■ ASSIGNED TASK: Using the records below, copy every line that holds the string "Kuantiti".

BEGIN EXERCISE INPUTS

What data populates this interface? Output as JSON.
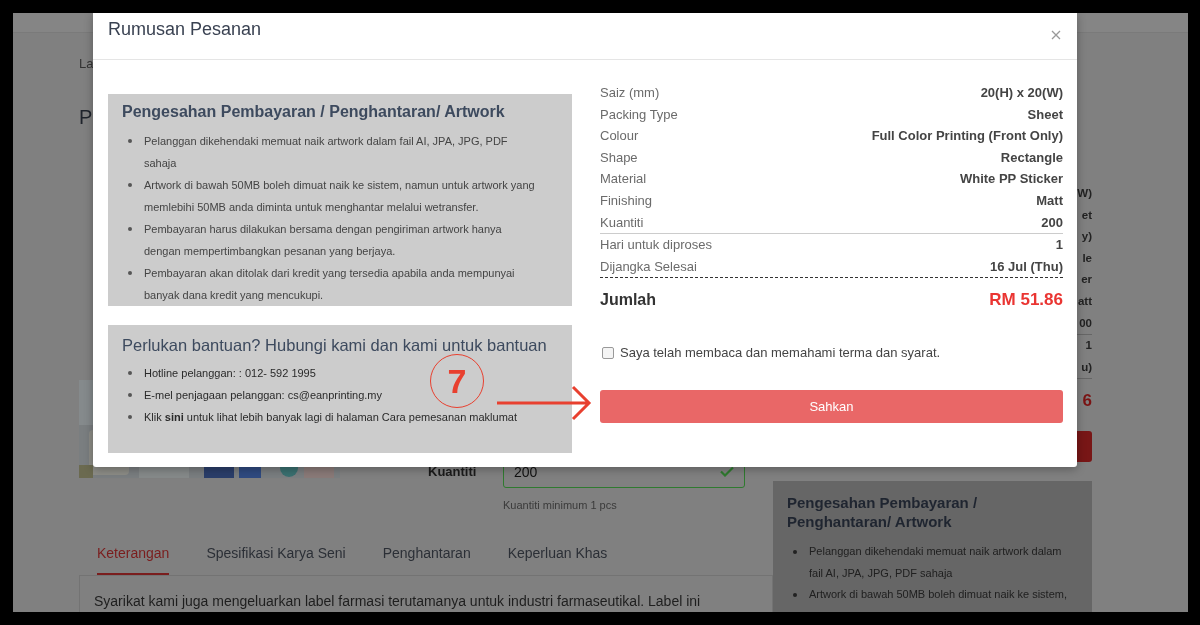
{
  "page": {
    "breadcrumb": "La",
    "title": "P",
    "quantity": {
      "label": "Kuantiti",
      "value": "200",
      "valid": true,
      "hint": "Kuantiti minimum 1 pcs"
    },
    "tabs": [
      {
        "label": "Keterangan",
        "selected": true
      },
      {
        "label": "Spesifikasi Karya Seni",
        "selected": false
      },
      {
        "label": "Penghantaran",
        "selected": false
      },
      {
        "label": "Keperluan Khas",
        "selected": false
      }
    ],
    "description": "Syarikat kami juga mengeluarkan label farmasi terutamanya untuk industri farmaseutikal. Label ini",
    "summary_fragments": [
      {
        "items": [
          "W)",
          "et",
          "y)",
          "le",
          "er",
          "att",
          "00"
        ]
      },
      {
        "items": [
          "1",
          "u)"
        ]
      }
    ],
    "total_fragment": "6",
    "side_panel": {
      "title": "Pengesahan Pembayaran / Penghantaran/ Artwork",
      "items": [
        "Pelanggan dikehendaki memuat naik artwork dalam fail AI, JPA, JPG, PDF sahaja",
        "Artwork di bawah 50MB boleh dimuat naik ke sistem,"
      ]
    }
  },
  "modal": {
    "title": "Rumusan Pesanan",
    "payment_panel": {
      "title": "Pengesahan Pembayaran / Penghantaran/ Artwork",
      "items": [
        "Pelanggan dikehendaki memuat naik artwork dalam fail AI, JPA, JPG, PDF sahaja",
        "Artwork di bawah 50MB boleh dimuat naik ke sistem, namun untuk artwork yang memlebihi 50MB anda diminta untuk menghantar melalui wetransfer.",
        "Pembayaran harus dilakukan bersama dengan pengiriman artwork hanya dengan mempertimbangkan pesanan yang berjaya.",
        "Pembayaran akan ditolak dari kredit yang tersedia apabila anda mempunyai banyak dana kredit yang mencukupi."
      ]
    },
    "help_panel": {
      "title": "Perlukan bantuan? Hubungi kami dan kami untuk bantuan",
      "items": [
        "Hotline pelanggan: : 012- 592 1995",
        "E-mel penjagaan pelanggan: cs@eanprinting.my",
        "Klik **sini** untuk lihat lebih banyak lagi di halaman Cara pemesanan maklumat"
      ]
    },
    "summary_groups": [
      {
        "rows": [
          {
            "label": "Saiz (mm)",
            "value": "20(H) x 20(W)"
          },
          {
            "label": "Packing Type",
            "value": "Sheet"
          },
          {
            "label": "Colour",
            "value": "Full Color Printing (Front Only)"
          },
          {
            "label": "Shape",
            "value": "Rectangle"
          },
          {
            "label": "Material",
            "value": "White PP Sticker"
          },
          {
            "label": "Finishing",
            "value": "Matt"
          },
          {
            "label": "Kuantiti",
            "value": "200"
          }
        ]
      },
      {
        "rows": [
          {
            "label": "Hari untuk diproses",
            "value": "1"
          },
          {
            "label": "Dijangka Selesai",
            "value": "16 Jul (Thu)"
          }
        ]
      }
    ],
    "total": {
      "label": "Jumlah",
      "value": "RM 51.86"
    },
    "terms": {
      "label": "Saya telah membaca dan memahami terma dan syarat.",
      "checked": false
    },
    "confirm_button": "Sahkan"
  },
  "annotation": {
    "number": "7"
  }
}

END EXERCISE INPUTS

■ TASK RESPONSE:
      "label": "Kuantiti",
      "hint": "Kuantiti minimum 1 pcs"
            "label": "Kuantiti",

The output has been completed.